I hope those of you who read these messages are reporting back to your Auxiliary so that your members can consolidate their projects pertaining to Americanism and then are sending reports to me, your chairman for this program year.
We have to remember that this organization we belong to is all about Americanism and helping veterans and their families.
Are you flying the flag? Is your Auxiliary presenting flags to the youth in the area, the shut-ins, the nursing homes, and the business who have faded and torn flags?
Are you remembering the Gold, Blue, Silver and White Star families and getting the information into the newspapers, newsletters, or online?
Are you having information on the Missing Man Table and informing the citizens is the town you live in?
Are you taking pictures of what your members are doing to inform others about what honor and pride in themselves, their country, and the members of the Armed Forces are all about?
Auxiliary News Facts:
1930 – Grace Davis became the first of the modern National Secretary-Treasurers, serving until 1948 (from 1927 to 1930 her position had been known as National Secretary).
Past National President Margaret Armstrong placed the cornerstone of the National Home hospital. It was named the Auxiliary Hospital since the lady’s organization raised the $35,000 needed for construction.
1931 – The Auxiliary Wreath used as a marker on the graves of deceased members was designed by Sister Bessie Hanken, who suggested that it be called the “Mother Hutcheson Wreath” in tribute to the passing the National President.
The Legislative committee became one of the Auxiliary’s permanent standing committees and Americanism the third national program adopted by the Auxiliary.
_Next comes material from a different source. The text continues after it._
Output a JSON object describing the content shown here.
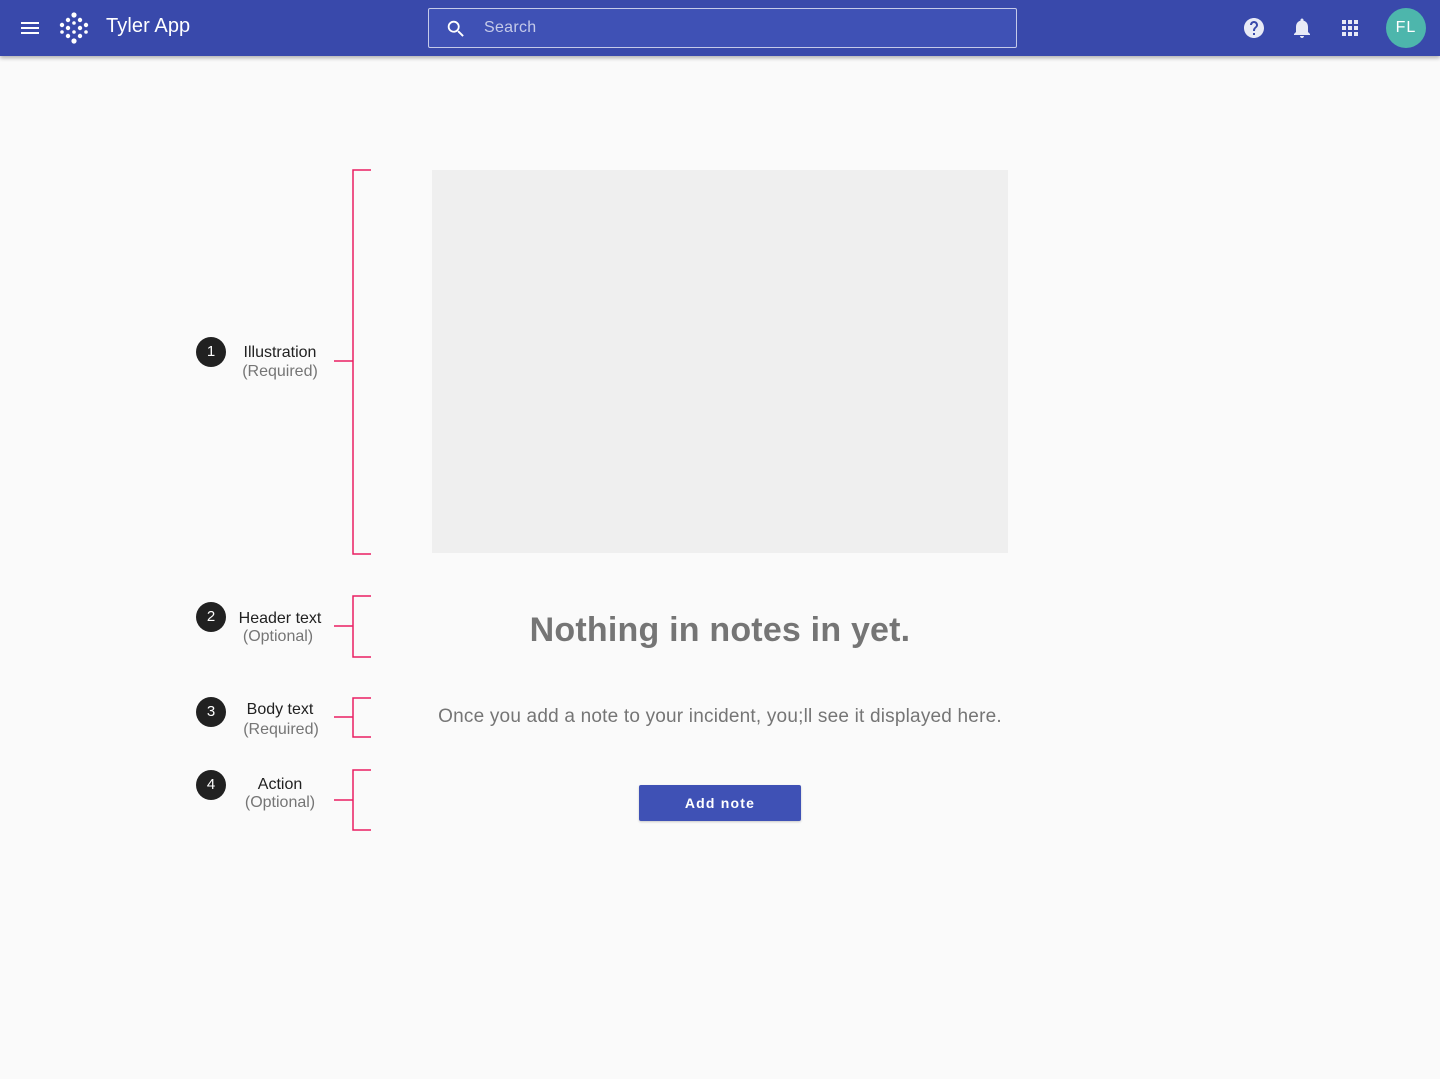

Fun Facts: in 1937 the VFW National Homemade its first attempt at a stamp program fundraiser, the Lucky New year Stamp. It med with some success, and the following year it was called “Easter Seals” and “VFW Kiddie Easter Seals.” The seal’s program provided the ladies with an additional opportunity to make a personal contribution toward the maintenance of the Home. Aren’t facts fun?
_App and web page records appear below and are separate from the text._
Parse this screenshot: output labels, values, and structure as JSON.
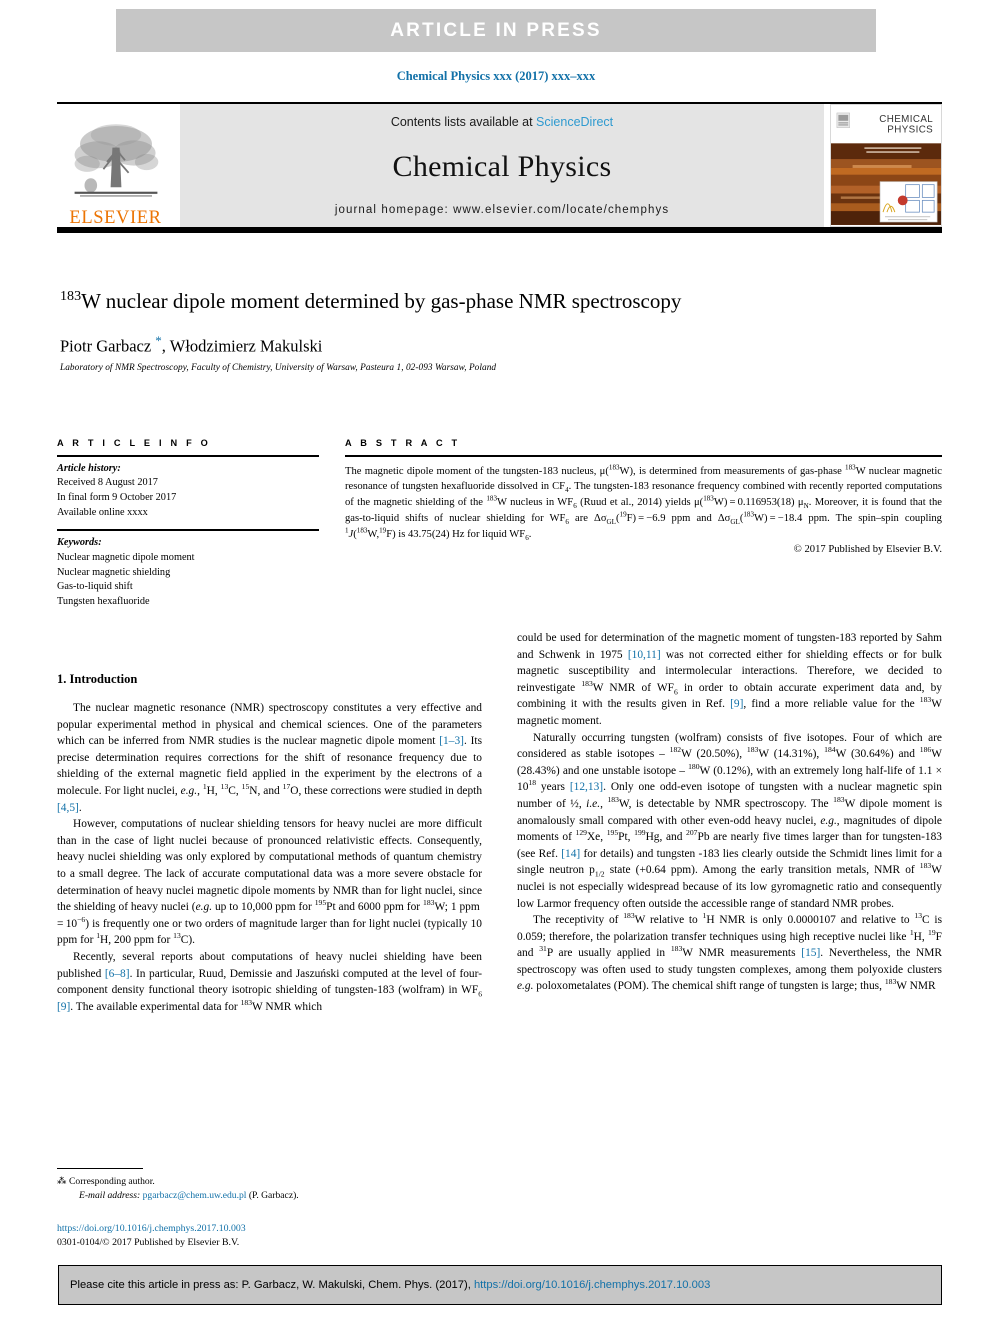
{
  "banner": {
    "text": "ARTICLE  IN  PRESS"
  },
  "running_head": {
    "text": "Chemical Physics xxx (2017) xxx–xxx"
  },
  "masthead": {
    "publisher_name": "ELSEVIER",
    "contents_prefix": "Contents lists available at ",
    "contents_link": "ScienceDirect",
    "journal_name": "Chemical Physics",
    "homepage": "journal homepage: www.elsevier.com/locate/chemphys",
    "cover": {
      "title_line1": "CHEMICAL",
      "title_line2": "PHYSICS"
    }
  },
  "article": {
    "title_html": "<sup>183</sup>W nuclear dipole moment determined by gas-phase NMR spectroscopy",
    "authors_html": "Piotr Garbacz <span class=\"star\">*</span>, Włodzimierz Makulski",
    "affiliation": "Laboratory of NMR Spectroscopy, Faculty of Chemistry, University of Warsaw, Pasteura 1, 02-093 Warsaw, Poland"
  },
  "info": {
    "heading": "A R T I C L E   I N F O",
    "history_label": "Article history:",
    "history": [
      "Received 8 August 2017",
      "In final form 9 October 2017",
      "Available online xxxx"
    ],
    "keywords_label": "Keywords:",
    "keywords": [
      "Nuclear magnetic dipole moment",
      "Nuclear magnetic shielding",
      "Gas-to-liquid shift",
      "Tungsten hexafluoride"
    ]
  },
  "abstract": {
    "heading": "A B S T R A C T",
    "text_html": "The magnetic dipole moment of the tungsten-183 nucleus, μ(<sup>183</sup>W), is determined from measurements of gas-phase <sup>183</sup>W nuclear magnetic resonance of tungsten hexafluoride dissolved in CF<sub>4</sub>. The tungsten-183 resonance frequency combined with recently reported computations of the magnetic shielding of the <sup>183</sup>W nucleus in WF<sub>6</sub> (Ruud et al., 2014) yields μ(<sup>183</sup>W) = 0.116953(18) μ<sub>N</sub>. Moreover, it is found that the gas-to-liquid shifts of nuclear shielding for WF<sub>6</sub> are Δσ<sub>GL</sub>(<sup>19</sup>F) = −6.9 ppm and Δσ<sub>GL</sub>(<sup>183</sup>W) = −18.4 ppm. The spin–spin coupling <sup>1</sup><i>J</i>(<sup>183</sup>W,<sup>19</sup>F) is 43.75(24) Hz for liquid WF<sub>6</sub>.",
    "copyright": "© 2017 Published by Elsevier B.V."
  },
  "body": {
    "section_title": "1. Introduction",
    "left_paragraphs_html": [
      "The nuclear magnetic resonance (NMR) spectroscopy constitutes a very effective and popular experimental method in physical and chemical sciences. One of the parameters which can be inferred from NMR studies is the nuclear magnetic dipole moment <span class=\"lnk\">[1–3]</span>. Its precise determination requires corrections for the shift of resonance frequency due to shielding of the external magnetic field applied in the experiment by the electrons of a molecule. For light nuclei, <i>e.g.</i>, <sup>1</sup>H, <sup>13</sup>C, <sup>15</sup>N, and <sup>17</sup>O, these corrections were studied in depth <span class=\"lnk\">[4,5]</span>.",
      "However, computations of nuclear shielding tensors for heavy nuclei are more difficult than in the case of light nuclei because of pronounced relativistic effects. Consequently, heavy nuclei shielding was only explored by computational methods of quantum chemistry to a small degree. The lack of accurate computational data was a more severe obstacle for determination of heavy nuclei magnetic dipole moments by NMR than for light nuclei, since the shielding of heavy nuclei (<i>e.g.</i> up to 10,000 ppm for <sup>195</sup>Pt and 6000 ppm for <sup>183</sup>W; 1 ppm = 10<sup>−6</sup>) is frequently one or two orders of magnitude larger than for light nuclei (typically 10 ppm for <sup>1</sup>H, 200 ppm for <sup>13</sup>C).",
      "Recently, several reports about computations of heavy nuclei shielding have been published <span class=\"lnk\">[6–8]</span>. In particular, Ruud, Demissie and Jaszuński computed at the level of four-component density functional theory isotropic shielding of tungsten-183 (wolfram) in WF<sub>6</sub> <span class=\"lnk\">[9]</span>. The available experimental data for <sup>183</sup>W NMR which"
    ],
    "right_paragraphs_html": [
      "could be used for determination of the magnetic moment of tungsten-183 reported by Sahm and Schwenk in 1975 <span class=\"lnk\">[10,11]</span> was not corrected either for shielding effects or for bulk magnetic susceptibility and intermolecular interactions. Therefore, we decided to reinvestigate <sup>183</sup>W NMR of WF<sub>6</sub> in order to obtain accurate experiment data and, by combining it with the results given in Ref. <span class=\"lnk\">[9]</span>, find a more reliable value for the <sup>183</sup>W magnetic moment.",
      "Naturally occurring tungsten (wolfram) consists of five isotopes. Four of which are considered as stable isotopes – <sup>182</sup>W (20.50%), <sup>183</sup>W (14.31%), <sup>184</sup>W (30.64%) and <sup>186</sup>W (28.43%) and one unstable isotope – <sup>180</sup>W (0.12%), with an extremely long half-life of 1.1 × 10<sup>18</sup> years <span class=\"lnk\">[12,13]</span>. Only one odd-even isotope of tungsten with a nuclear magnetic spin number of ½, <i>i.e.</i>, <sup>183</sup>W, is detectable by NMR spectroscopy. The <sup>183</sup>W dipole moment is anomalously small compared with other even-odd heavy nuclei, <i>e.g.</i>, magnitudes of dipole moments of <sup>129</sup>Xe, <sup>195</sup>Pt, <sup>199</sup>Hg, and <sup>207</sup>Pb are nearly five times larger than for tungsten-183 (see Ref. <span class=\"lnk\">[14]</span> for details) and tungsten -183 lies clearly outside the Schmidt lines limit for a single neutron p<sub>1/2</sub> state (+0.64 ppm). Among the early transition metals, NMR of <sup>183</sup>W nuclei is not especially widespread because of its low gyromagnetic ratio and consequently low Larmor frequency often outside the accessible range of standard NMR probes.",
      "The receptivity of <sup>183</sup>W relative to <sup>1</sup>H NMR is only 0.0000107 and relative to <sup>13</sup>C is 0.059; therefore, the polarization transfer techniques using high receptive nuclei like <sup>1</sup>H, <sup>19</sup>F and <sup>31</sup>P are usually applied in <sup>183</sup>W NMR measurements <span class=\"lnk\">[15]</span>. Nevertheless, the NMR spectroscopy was often used to study tungsten complexes, among them polyoxide clusters <i>e.g.</i> poloxometalates (POM). The chemical shift range of tungsten is large; thus, <sup>183</sup>W NMR"
    ]
  },
  "footnote": {
    "corresponding": "⁂ Corresponding author.",
    "email_label": "E-mail address:",
    "email": "pgarbacz@chem.uw.edu.pl",
    "email_suffix": "(P. Garbacz).",
    "doi": "https://doi.org/10.1016/j.chemphys.2017.10.003",
    "issn_line": "0301-0104/© 2017 Published by Elsevier B.V."
  },
  "citation_footer": {
    "prefix": "Please cite this article in press as: P. Garbacz, W. Makulski, Chem. Phys. (2017), ",
    "link": "https://doi.org/10.1016/j.chemphys.2017.10.003"
  },
  "colors": {
    "link": "#1271a8",
    "sciencedirect": "#2e9ad0",
    "elsevier_orange": "#ec7404",
    "band_gray": "#c6c6c6",
    "masthead_gray": "#e4e4e4"
  }
}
HEADS UP. IN 1916 Jeannette Rankin became the first woman elected to Congress. Four days after taking office, she voted against the U.S. entry into World War 1. Breaking protocol by speaking during the roll call, Jeannette voted her conscience. “I want to stand by my country, but I cannot vote for war. I vote no.” #3: WHAT WAS THE NAME OF THE WOMAN WHO SPEARHEADED THE NATIONAL HOME?
Do whatever you can by way of the telephone, by sending emails to your members, by getting information out to your community and whatever else you can do and report to me. Take care.